How to complete this task
Provide only the number of lines below in which the string "text" occurs.

Segment Open

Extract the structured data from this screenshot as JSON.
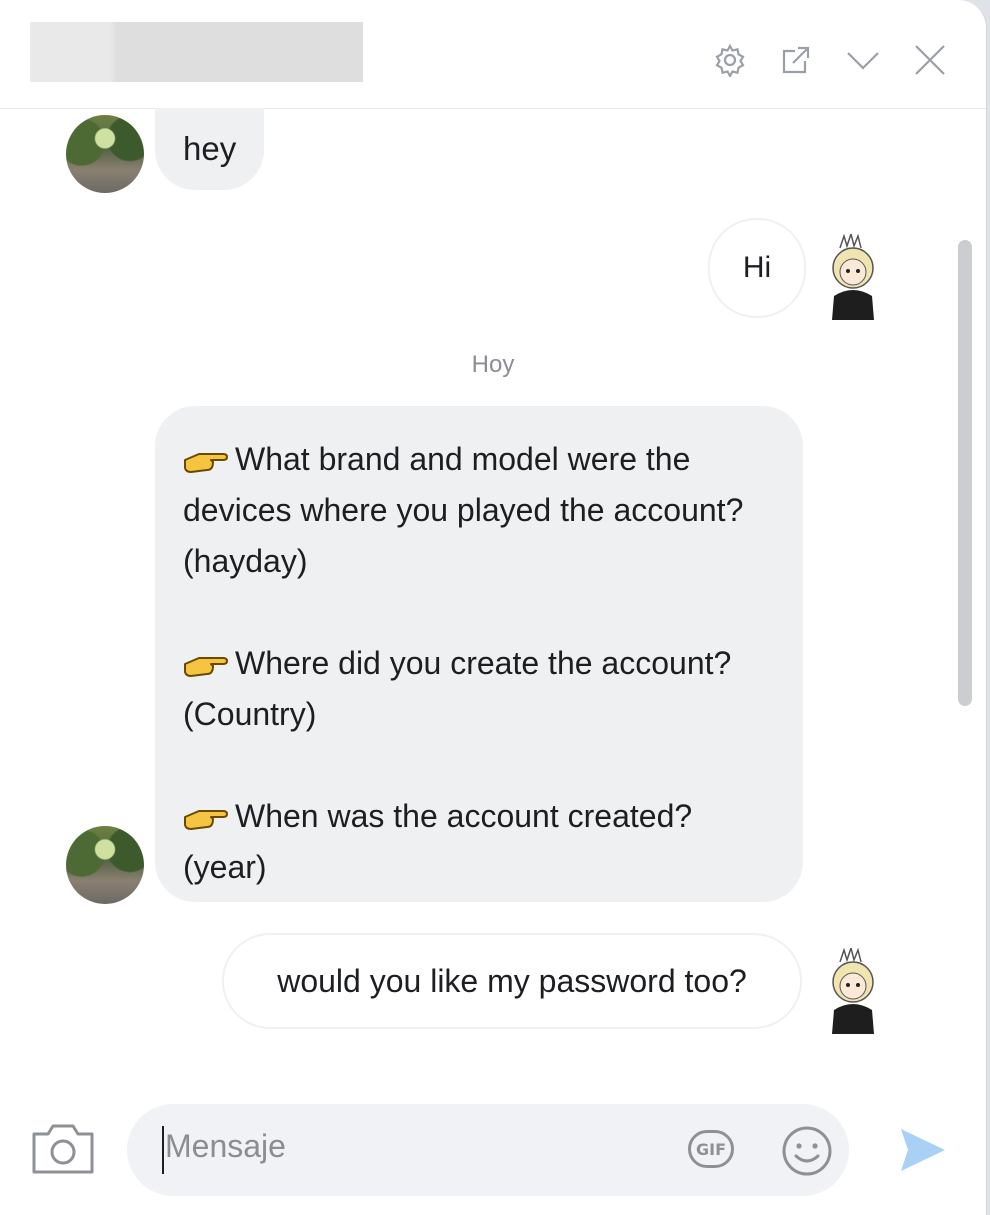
{
  "header": {
    "contact_name": "",
    "icons": [
      "gear-icon",
      "open-external-icon",
      "chevron-down-icon",
      "close-icon"
    ]
  },
  "messages": [
    {
      "direction": "incoming",
      "text": "hey"
    },
    {
      "direction": "outgoing",
      "text": "Hi"
    },
    {
      "separator": "Hoy"
    },
    {
      "direction": "incoming",
      "paragraphs": [
        "What brand and model were the devices where you played the account?(hayday)",
        "Where did you create the account? (Country)",
        "When was the account created? (year)"
      ],
      "bullet_icon": "pointing-hand-icon"
    },
    {
      "direction": "outgoing",
      "text": "would you like my password too?"
    }
  ],
  "composer": {
    "placeholder": "Mensaje",
    "gif_label": "GIF",
    "icons": [
      "camera-icon",
      "gif-icon",
      "emoji-icon",
      "send-icon"
    ]
  },
  "colors": {
    "incoming_bubble": "#eef0f2",
    "send_button": "#a8d1f5",
    "icon_gray": "#9aa0a6"
  }
}
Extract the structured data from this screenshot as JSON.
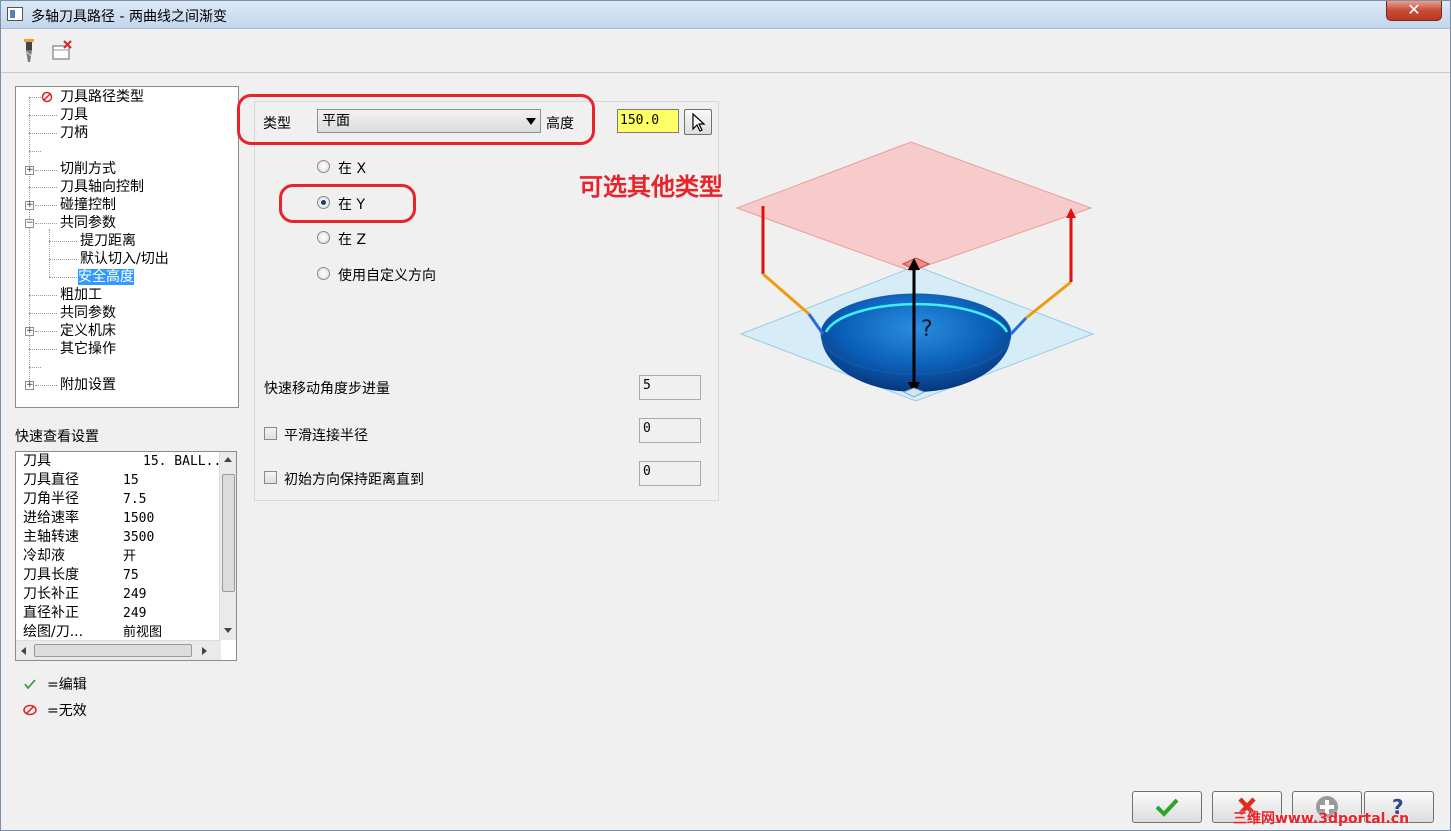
{
  "window": {
    "title": "多轴刀具路径 - 两曲线之间渐变",
    "close_label": "✕"
  },
  "tree": {
    "items": [
      {
        "label": "刀具路径类型",
        "icon": "invalid-icon"
      },
      {
        "label": "刀具"
      },
      {
        "label": "刀柄"
      },
      {
        "label": "切削方式"
      },
      {
        "label": "刀具轴向控制"
      },
      {
        "label": "碰撞控制"
      },
      {
        "label": "共同参数"
      },
      {
        "label": "提刀距离"
      },
      {
        "label": "默认切入/切出"
      },
      {
        "label": "安全高度"
      },
      {
        "label": "粗加工"
      },
      {
        "label": "共同参数"
      },
      {
        "label": "定义机床"
      },
      {
        "label": "其它操作"
      },
      {
        "label": "附加设置"
      }
    ]
  },
  "quickview": {
    "title": "快速查看设置",
    "rows": [
      {
        "k": "刀具",
        "v": "15. BALL.."
      },
      {
        "k": "刀具直径",
        "v": "15"
      },
      {
        "k": "刀角半径",
        "v": "7.5"
      },
      {
        "k": "进给速率",
        "v": "1500"
      },
      {
        "k": "主轴转速",
        "v": "3500"
      },
      {
        "k": "冷却液",
        "v": "开"
      },
      {
        "k": "刀具长度",
        "v": "75"
      },
      {
        "k": "刀长补正",
        "v": "249"
      },
      {
        "k": "直径补正",
        "v": "249"
      },
      {
        "k": "绘图/刀...",
        "v": "前视图"
      }
    ]
  },
  "legend": {
    "edit": "=编辑",
    "invalid": "=无效"
  },
  "form": {
    "type_label": "类型",
    "type_value": "平面",
    "height_label": "高度",
    "height_value": "150.0",
    "radios": [
      {
        "label": "在 X",
        "checked": false
      },
      {
        "label": "在 Y",
        "checked": true
      },
      {
        "label": "在 Z",
        "checked": false
      },
      {
        "label": "使用自定义方向",
        "checked": false
      }
    ],
    "rapid_label": "快速移动角度步进量",
    "rapid_value": "5",
    "smooth_label": "平滑连接半径",
    "smooth_value": "0",
    "keep_label": "初始方向保持距离直到",
    "keep_value": "0"
  },
  "annotation": "可选其他类型",
  "watermark": "三维网www.3dportal.cn",
  "colors": {
    "accent_red": "#e8232a",
    "selection": "#3399ff",
    "height_bg": "#ffff66"
  }
}
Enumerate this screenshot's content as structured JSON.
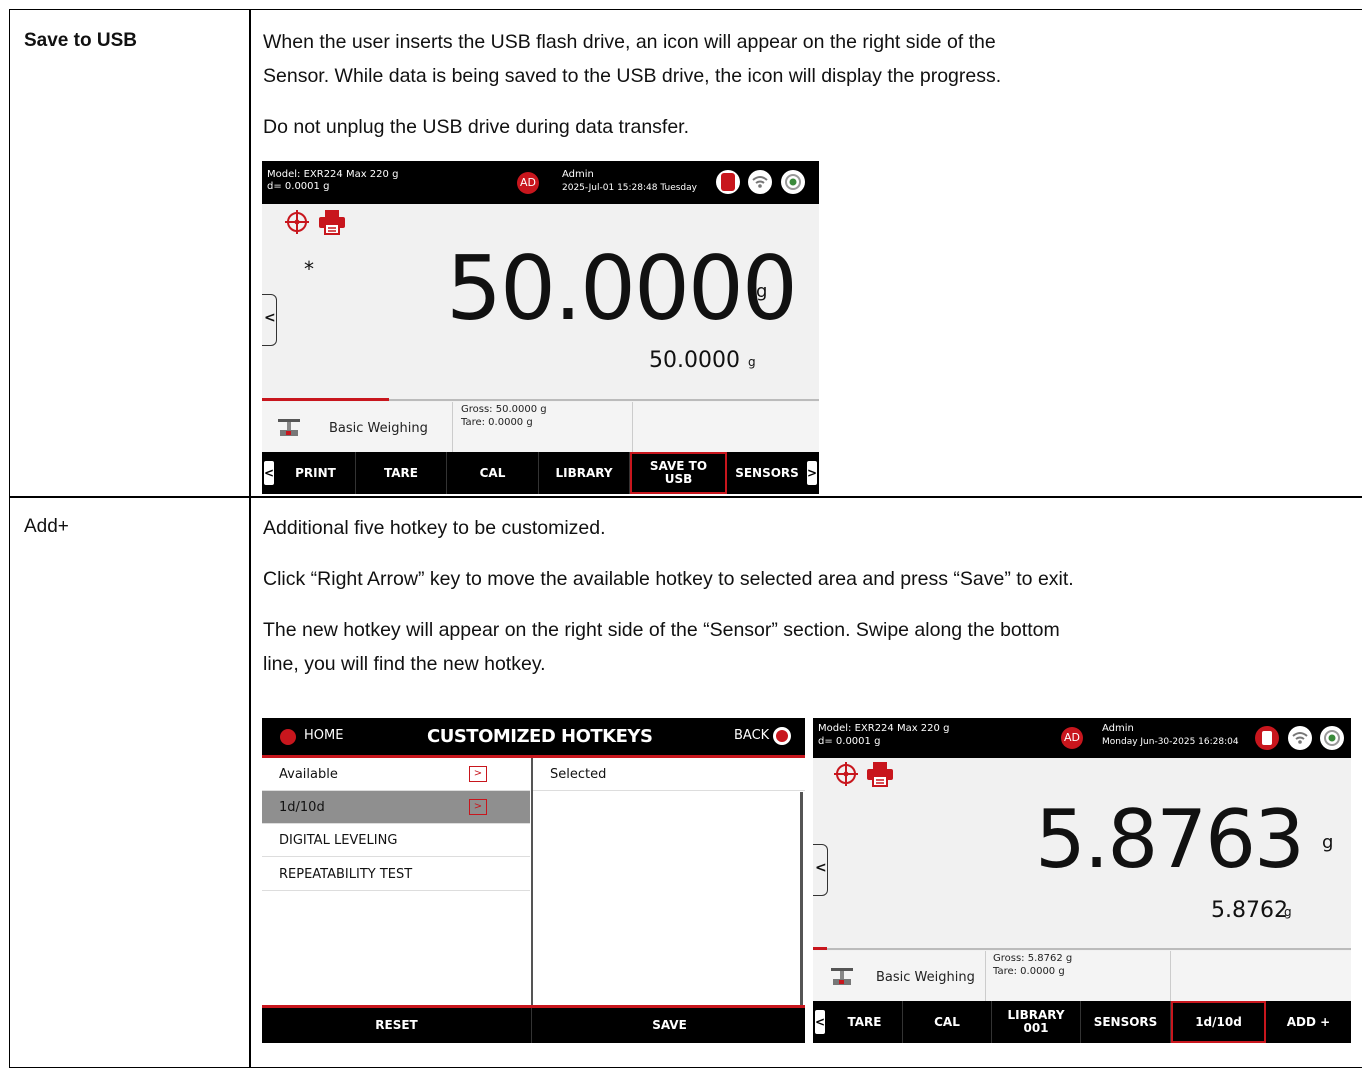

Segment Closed

Reply to the exercise
3